### Entries provided
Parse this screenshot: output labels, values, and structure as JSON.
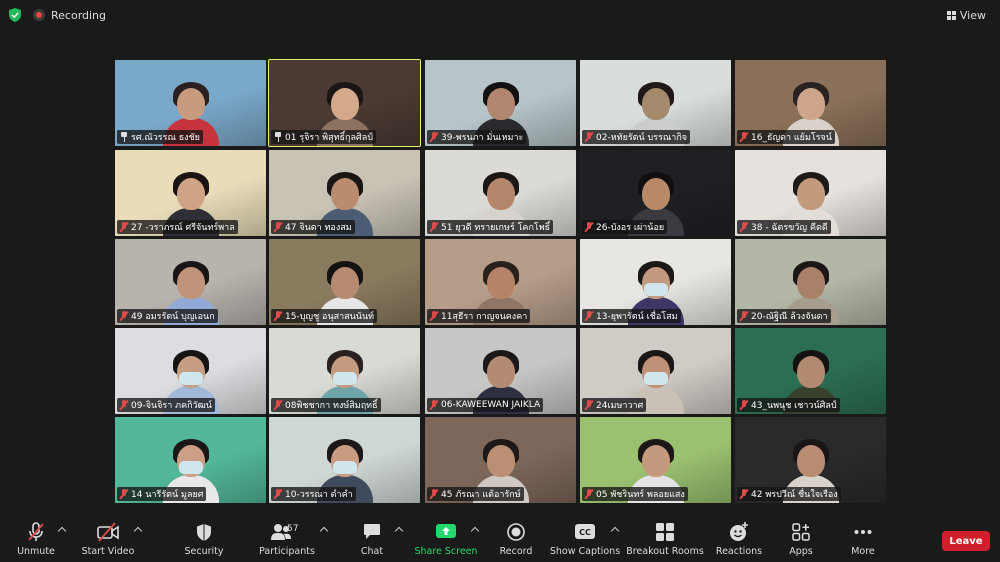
{
  "topbar": {
    "recording_label": "Recording",
    "view_label": "View"
  },
  "participants": [
    {
      "name": "รศ.ณัวรรณ ธงชัย",
      "pinned": true,
      "active": false,
      "bg": "#7aa8c9",
      "skin": "#c99b7e",
      "hair": "#2a2020",
      "shirt": "#c8343e",
      "mask": false
    },
    {
      "name": "01 รุจิรา พิสุทธิ์กุลศิลป์",
      "pinned": true,
      "active": true,
      "bg": "#4a3a33",
      "skin": "#d4a98a",
      "hair": "#1a1616",
      "shirt": "#8b7261",
      "mask": false
    },
    {
      "name": "39-พรนภา มั่นเหมาะ",
      "pinned": false,
      "active": false,
      "bg": "#b7c4c8",
      "skin": "#b08670",
      "hair": "#121010",
      "shirt": "#2a2a2e",
      "mask": false
    },
    {
      "name": "02-หทัยรัตน์ บรรณากิจ",
      "pinned": false,
      "active": false,
      "bg": "#d9dedc",
      "skin": "#a5896d",
      "hair": "#1f1a18",
      "shirt": "#cccccc",
      "mask": false
    },
    {
      "name": "16_ธัญดา แย้มโรจน์",
      "pinned": false,
      "active": false,
      "bg": "#8a7058",
      "skin": "#cca58a",
      "hair": "#2a2220",
      "shirt": "#d8d1c9",
      "mask": false
    },
    {
      "name": "27 -วราภรณ์ ศรีจันทร์พาล",
      "pinned": false,
      "active": false,
      "bg": "#e8dcb9",
      "skin": "#cfa385",
      "hair": "#1a1414",
      "shirt": "#2e2e34",
      "mask": false
    },
    {
      "name": "47 จินดา ทองสม",
      "pinned": false,
      "active": false,
      "bg": "#c9c3b6",
      "skin": "#b98b6f",
      "hair": "#1a1616",
      "shirt": "#4c5c75",
      "mask": false
    },
    {
      "name": "51 ยุวดี ทรายเกษร์ โคกโพธิ์",
      "pinned": false,
      "active": false,
      "bg": "#dcdad6",
      "skin": "#b4876c",
      "hair": "#1b1716",
      "shirt": "#d5d3cc",
      "mask": false
    },
    {
      "name": "26-บังอร เผ่าน้อย",
      "pinned": false,
      "active": false,
      "bg": "#1e2024",
      "skin": "#b88a6a",
      "hair": "#110f0f",
      "shirt": "#3a3a40",
      "mask": false
    },
    {
      "name": "38 - ฉัตรขวัญ คีตดี",
      "pinned": false,
      "active": false,
      "bg": "#e5e1dc",
      "skin": "#c49a7d",
      "hair": "#1e1a18",
      "shirt": "#e2ddd6",
      "mask": false
    },
    {
      "name": "49 อมรรัตน์ บุญเอนก",
      "pinned": false,
      "active": false,
      "bg": "#b8b3ad",
      "skin": "#c09478",
      "hair": "#1b1616",
      "shirt": "#90a9d6",
      "mask": false
    },
    {
      "name": "15-บุญชู อนุสาสนนันท์",
      "pinned": false,
      "active": false,
      "bg": "#8a7a5e",
      "skin": "#b78b70",
      "hair": "#151212",
      "shirt": "#e6e6e6",
      "mask": false
    },
    {
      "name": "11สุธีรา กาญจนคงคา",
      "pinned": false,
      "active": false,
      "bg": "#b69d89",
      "skin": "#b58468",
      "hair": "#2a211c",
      "shirt": "#8f7566",
      "mask": false
    },
    {
      "name": "13-ยุพารัตน์ เชื่อโสม",
      "pinned": false,
      "active": false,
      "bg": "#e8e6e2",
      "skin": "#c39a80",
      "hair": "#1c1818",
      "shirt": "#3f3668",
      "mask": true
    },
    {
      "name": "20-ณัฐิณี ล้วงจันดา",
      "pinned": false,
      "active": false,
      "bg": "#b3b7a7",
      "skin": "#a98168",
      "hair": "#1b1717",
      "shirt": "#a59e8f",
      "mask": false
    },
    {
      "name": "09-จินจิรา ภคกิวัฒน์",
      "pinned": false,
      "active": false,
      "bg": "#dcdde0",
      "skin": "#c59e84",
      "hair": "#161313",
      "shirt": "#a2b8d8",
      "mask": true
    },
    {
      "name": "08พิชชากา ทงษ์สิมฤทธิ์",
      "pinned": false,
      "active": false,
      "bg": "#d8dad4",
      "skin": "#c29b80",
      "hair": "#2a2020",
      "shirt": "#6fa5a8",
      "mask": true
    },
    {
      "name": "06-KAWEEWAN JAIKLA",
      "pinned": false,
      "active": false,
      "bg": "#c7c8c5",
      "skin": "#b38b72",
      "hair": "#1c1818",
      "shirt": "#2e3040",
      "mask": false
    },
    {
      "name": "24เมษาวาศ",
      "pinned": false,
      "active": false,
      "bg": "#cfcbc5",
      "skin": "#bd9276",
      "hair": "#1b1717",
      "shirt": "#c9c1b6",
      "mask": true
    },
    {
      "name": "43_นพนุช เชาวน์ศิลป์",
      "pinned": false,
      "active": false,
      "bg": "#2c6e52",
      "skin": "#b28a6f",
      "hair": "#151212",
      "shirt": "#38402e",
      "mask": false
    },
    {
      "name": "14 นารีรัตน์ มูลยศ",
      "pinned": false,
      "active": false,
      "bg": "#53b89a",
      "skin": "#cba087",
      "hair": "#1b1717",
      "shirt": "#e8e8e8",
      "mask": true
    },
    {
      "name": "10-วรรณา ดำคำ",
      "pinned": false,
      "active": false,
      "bg": "#cfd7d4",
      "skin": "#c79c81",
      "hair": "#1c1818",
      "shirt": "#3f4a5c",
      "mask": true
    },
    {
      "name": "45 ภัรณา แต้อารักษ์",
      "pinned": false,
      "active": false,
      "bg": "#7d675a",
      "skin": "#bb8f73",
      "hair": "#1e1818",
      "shirt": "#d0c8c2",
      "mask": false
    },
    {
      "name": "05 พัชรินทร์ พลอยแสง",
      "pinned": false,
      "active": false,
      "bg": "#9ac170",
      "skin": "#c49a7f",
      "hair": "#1d1818",
      "shirt": "#e4e4e4",
      "mask": false
    },
    {
      "name": "42 พรปวีณ์ ชื่นใจเรือง",
      "pinned": false,
      "active": false,
      "bg": "#2a2a2a",
      "skin": "#b98d72",
      "hair": "#1a1616",
      "shirt": "#d9d2cb",
      "mask": false
    }
  ],
  "toolbar": {
    "unmute": "Unmute",
    "start_video": "Start Video",
    "security": "Security",
    "participants": "Participants",
    "participants_count": "57",
    "chat": "Chat",
    "share_screen": "Share Screen",
    "record": "Record",
    "show_captions": "Show Captions",
    "breakout_rooms": "Breakout Rooms",
    "reactions": "Reactions",
    "apps": "Apps",
    "more": "More",
    "leave": "Leave",
    "cc_text": "CC"
  },
  "colors": {
    "active_speaker_border": "#e6f16e",
    "share_green": "#23d96c",
    "leave_red": "#cf1f2b",
    "muted_red": "#e04a4a"
  }
}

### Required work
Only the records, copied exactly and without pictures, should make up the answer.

### Answer
Parse this screenshot: output labels, values, and structure as JSON.
{
  "topbar": {
    "recording_label": "Recording",
    "view_label": "View"
  },
  "participants": [
    {
      "name": "รศ.ณัวรรณ ธงชัย",
      "pinned": true,
      "active": false,
      "bg": "#7aa8c9",
      "skin": "#c99b7e",
      "hair": "#2a2020",
      "shirt": "#c8343e",
      "mask": false
    },
    {
      "name": "01 รุจิรา พิสุทธิ์กุลศิลป์",
      "pinned": true,
      "active": true,
      "bg": "#4a3a33",
      "skin": "#d4a98a",
      "hair": "#1a1616",
      "shirt": "#8b7261",
      "mask": false
    },
    {
      "name": "39-พรนภา มั่นเหมาะ",
      "pinned": false,
      "active": false,
      "bg": "#b7c4c8",
      "skin": "#b08670",
      "hair": "#121010",
      "shirt": "#2a2a2e",
      "mask": false
    },
    {
      "name": "02-หทัยรัตน์ บรรณากิจ",
      "pinned": false,
      "active": false,
      "bg": "#d9dedc",
      "skin": "#a5896d",
      "hair": "#1f1a18",
      "shirt": "#cccccc",
      "mask": false
    },
    {
      "name": "16_ธัญดา แย้มโรจน์",
      "pinned": false,
      "active": false,
      "bg": "#8a7058",
      "skin": "#cca58a",
      "hair": "#2a2220",
      "shirt": "#d8d1c9",
      "mask": false
    },
    {
      "name": "27 -วราภรณ์ ศรีจันทร์พาล",
      "pinned": false,
      "active": false,
      "bg": "#e8dcb9",
      "skin": "#cfa385",
      "hair": "#1a1414",
      "shirt": "#2e2e34",
      "mask": false
    },
    {
      "name": "47 จินดา ทองสม",
      "pinned": false,
      "active": false,
      "bg": "#c9c3b6",
      "skin": "#b98b6f",
      "hair": "#1a1616",
      "shirt": "#4c5c75",
      "mask": false
    },
    {
      "name": "51 ยุวดี ทรายเกษร์ โคกโพธิ์",
      "pinned": false,
      "active": false,
      "bg": "#dcdad6",
      "skin": "#b4876c",
      "hair": "#1b1716",
      "shirt": "#d5d3cc",
      "mask": false
    },
    {
      "name": "26-บังอร เผ่าน้อย",
      "pinned": false,
      "active": false,
      "bg": "#1e2024",
      "skin": "#b88a6a",
      "hair": "#110f0f",
      "shirt": "#3a3a40",
      "mask": false
    },
    {
      "name": "38 - ฉัตรขวัญ คีตดี",
      "pinned": false,
      "active": false,
      "bg": "#e5e1dc",
      "skin": "#c49a7d",
      "hair": "#1e1a18",
      "shirt": "#e2ddd6",
      "mask": false
    },
    {
      "name": "49 อมรรัตน์ บุญเอนก",
      "pinned": false,
      "active": false,
      "bg": "#b8b3ad",
      "skin": "#c09478",
      "hair": "#1b1616",
      "shirt": "#90a9d6",
      "mask": false
    },
    {
      "name": "15-บุญชู อนุสาสนนันท์",
      "pinned": false,
      "active": false,
      "bg": "#8a7a5e",
      "skin": "#b78b70",
      "hair": "#151212",
      "shirt": "#e6e6e6",
      "mask": false
    },
    {
      "name": "11สุธีรา กาญจนคงคา",
      "pinned": false,
      "active": false,
      "bg": "#b69d89",
      "skin": "#b58468",
      "hair": "#2a211c",
      "shirt": "#8f7566",
      "mask": false
    },
    {
      "name": "13-ยุพารัตน์ เชื่อโสม",
      "pinned": false,
      "active": false,
      "bg": "#e8e6e2",
      "skin": "#c39a80",
      "hair": "#1c1818",
      "shirt": "#3f3668",
      "mask": true
    },
    {
      "name": "20-ณัฐิณี ล้วงจันดา",
      "pinned": false,
      "active": false,
      "bg": "#b3b7a7",
      "skin": "#a98168",
      "hair": "#1b1717",
      "shirt": "#a59e8f",
      "mask": false
    },
    {
      "name": "09-จินจิรา ภคกิวัฒน์",
      "pinned": false,
      "active": false,
      "bg": "#dcdde0",
      "skin": "#c59e84",
      "hair": "#161313",
      "shirt": "#a2b8d8",
      "mask": true
    },
    {
      "name": "08พิชชากา ทงษ์สิมฤทธิ์",
      "pinned": false,
      "active": false,
      "bg": "#d8dad4",
      "skin": "#c29b80",
      "hair": "#2a2020",
      "shirt": "#6fa5a8",
      "mask": true
    },
    {
      "name": "06-KAWEEWAN JAIKLA",
      "pinned": false,
      "active": false,
      "bg": "#c7c8c5",
      "skin": "#b38b72",
      "hair": "#1c1818",
      "shirt": "#2e3040",
      "mask": false
    },
    {
      "name": "24เมษาวาศ",
      "pinned": false,
      "active": false,
      "bg": "#cfcbc5",
      "skin": "#bd9276",
      "hair": "#1b1717",
      "shirt": "#c9c1b6",
      "mask": true
    },
    {
      "name": "43_นพนุช เชาวน์ศิลป์",
      "pinned": false,
      "active": false,
      "bg": "#2c6e52",
      "skin": "#b28a6f",
      "hair": "#151212",
      "shirt": "#38402e",
      "mask": false
    },
    {
      "name": "14 นารีรัตน์ มูลยศ",
      "pinned": false,
      "active": false,
      "bg": "#53b89a",
      "skin": "#cba087",
      "hair": "#1b1717",
      "shirt": "#e8e8e8",
      "mask": true
    },
    {
      "name": "10-วรรณา ดำคำ",
      "pinned": false,
      "active": false,
      "bg": "#cfd7d4",
      "skin": "#c79c81",
      "hair": "#1c1818",
      "shirt": "#3f4a5c",
      "mask": true
    },
    {
      "name": "45 ภัรณา แต้อารักษ์",
      "pinned": false,
      "active": false,
      "bg": "#7d675a",
      "skin": "#bb8f73",
      "hair": "#1e1818",
      "shirt": "#d0c8c2",
      "mask": false
    },
    {
      "name": "05 พัชรินทร์ พลอยแสง",
      "pinned": false,
      "active": false,
      "bg": "#9ac170",
      "skin": "#c49a7f",
      "hair": "#1d1818",
      "shirt": "#e4e4e4",
      "mask": false
    },
    {
      "name": "42 พรปวีณ์ ชื่นใจเรือง",
      "pinned": false,
      "active": false,
      "bg": "#2a2a2a",
      "skin": "#b98d72",
      "hair": "#1a1616",
      "shirt": "#d9d2cb",
      "mask": false
    }
  ],
  "toolbar": {
    "unmute": "Unmute",
    "start_video": "Start Video",
    "security": "Security",
    "participants": "Participants",
    "participants_count": "57",
    "chat": "Chat",
    "share_screen": "Share Screen",
    "record": "Record",
    "show_captions": "Show Captions",
    "breakout_rooms": "Breakout Rooms",
    "reactions": "Reactions",
    "apps": "Apps",
    "more": "More",
    "leave": "Leave",
    "cc_text": "CC"
  },
  "colors": {
    "active_speaker_border": "#e6f16e",
    "share_green": "#23d96c",
    "leave_red": "#cf1f2b",
    "muted_red": "#e04a4a"
  }
}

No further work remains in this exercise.